# [INPUT DATA]

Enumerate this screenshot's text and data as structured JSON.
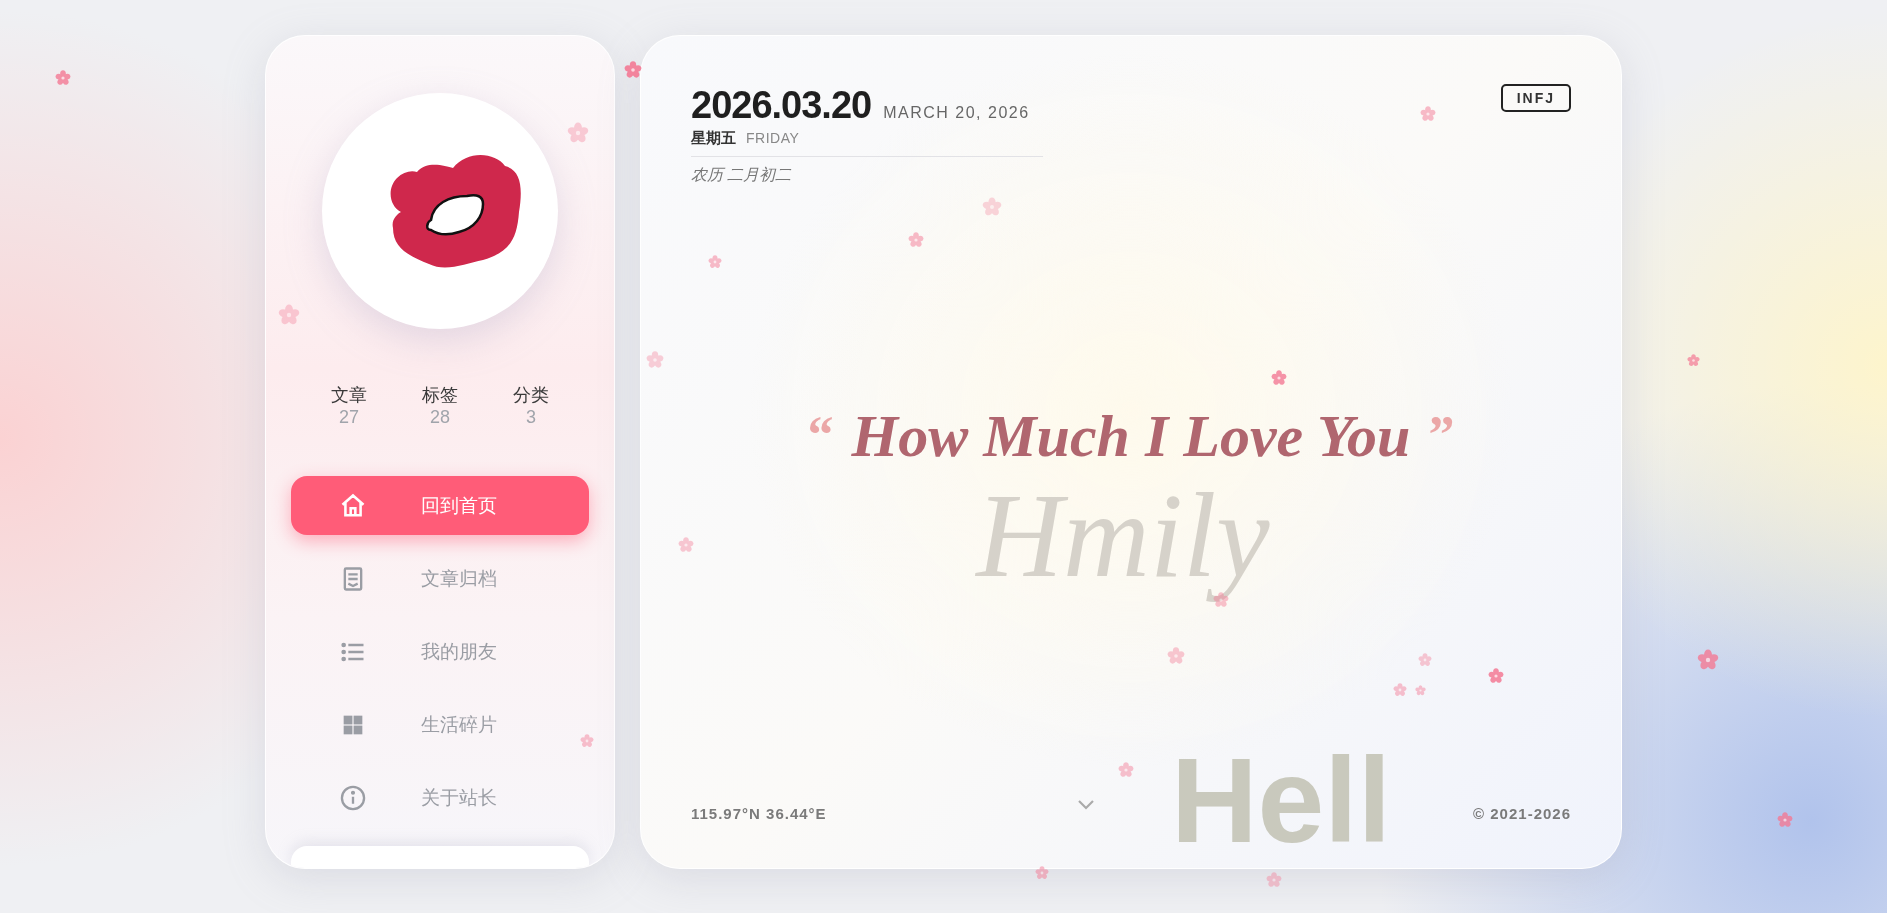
{
  "profile": {
    "stats": [
      {
        "label": "文章",
        "value": "27"
      },
      {
        "label": "标签",
        "value": "28"
      },
      {
        "label": "分类",
        "value": "3"
      }
    ]
  },
  "nav": [
    {
      "kind": "home",
      "label": "回到首页",
      "selected": true
    },
    {
      "kind": "archive",
      "label": "文章归档",
      "selected": false
    },
    {
      "kind": "list",
      "label": "我的朋友",
      "selected": false
    },
    {
      "kind": "grid",
      "label": "生活碎片",
      "selected": false
    },
    {
      "kind": "info",
      "label": "关于站长",
      "selected": false
    }
  ],
  "date": {
    "numeric": "2026.03.20",
    "long": "MARCH 20, 2026",
    "weekday_cn": "星期五",
    "weekday_en": "FRIDAY",
    "lunar": "农历 二月初二"
  },
  "badge": "INFJ",
  "quote": {
    "open": "“",
    "text": "How Much I Love You",
    "close": "”"
  },
  "watermarks": [
    "Hmily",
    "Hell"
  ],
  "footer": {
    "coordinates": "115.97°N 36.44°E",
    "copyright": "© 2021-2026"
  }
}
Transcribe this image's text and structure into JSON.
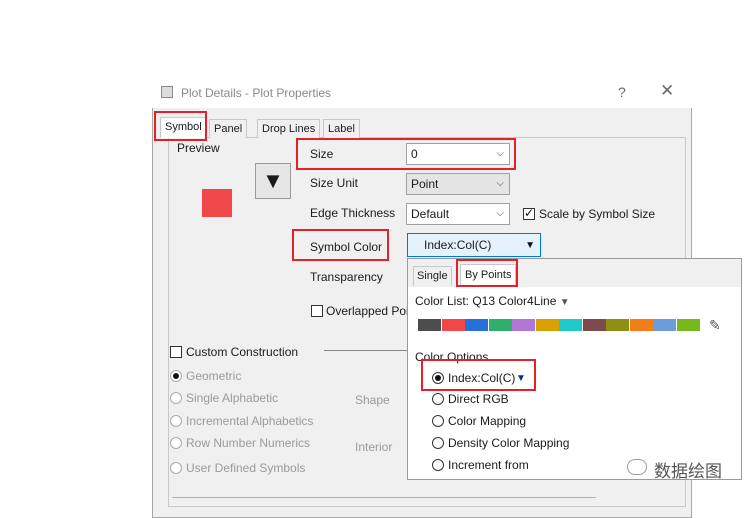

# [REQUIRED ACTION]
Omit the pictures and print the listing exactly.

# [ANSWER TO THIS EXERCISE]
Enumerate this screenshot's text and data as structured JSON.
{
  "profile": {
    "stats": [
      {
        "label": "文章",
        "value": "27"
      },
      {
        "label": "标签",
        "value": "28"
      },
      {
        "label": "分类",
        "value": "3"
      }
    ]
  },
  "nav": [
    {
      "kind": "home",
      "label": "回到首页",
      "selected": true
    },
    {
      "kind": "archive",
      "label": "文章归档",
      "selected": false
    },
    {
      "kind": "list",
      "label": "我的朋友",
      "selected": false
    },
    {
      "kind": "grid",
      "label": "生活碎片",
      "selected": false
    },
    {
      "kind": "info",
      "label": "关于站长",
      "selected": false
    }
  ],
  "date": {
    "numeric": "2026.03.20",
    "long": "MARCH 20, 2026",
    "weekday_cn": "星期五",
    "weekday_en": "FRIDAY",
    "lunar": "农历 二月初二"
  },
  "badge": "INFJ",
  "quote": {
    "open": "“",
    "text": "How Much I Love You",
    "close": "”"
  },
  "watermarks": [
    "Hmily",
    "Hell"
  ],
  "footer": {
    "coordinates": "115.97°N 36.44°E",
    "copyright": "© 2021-2026"
  }
}
Transcribe this image's text and structure into JSON.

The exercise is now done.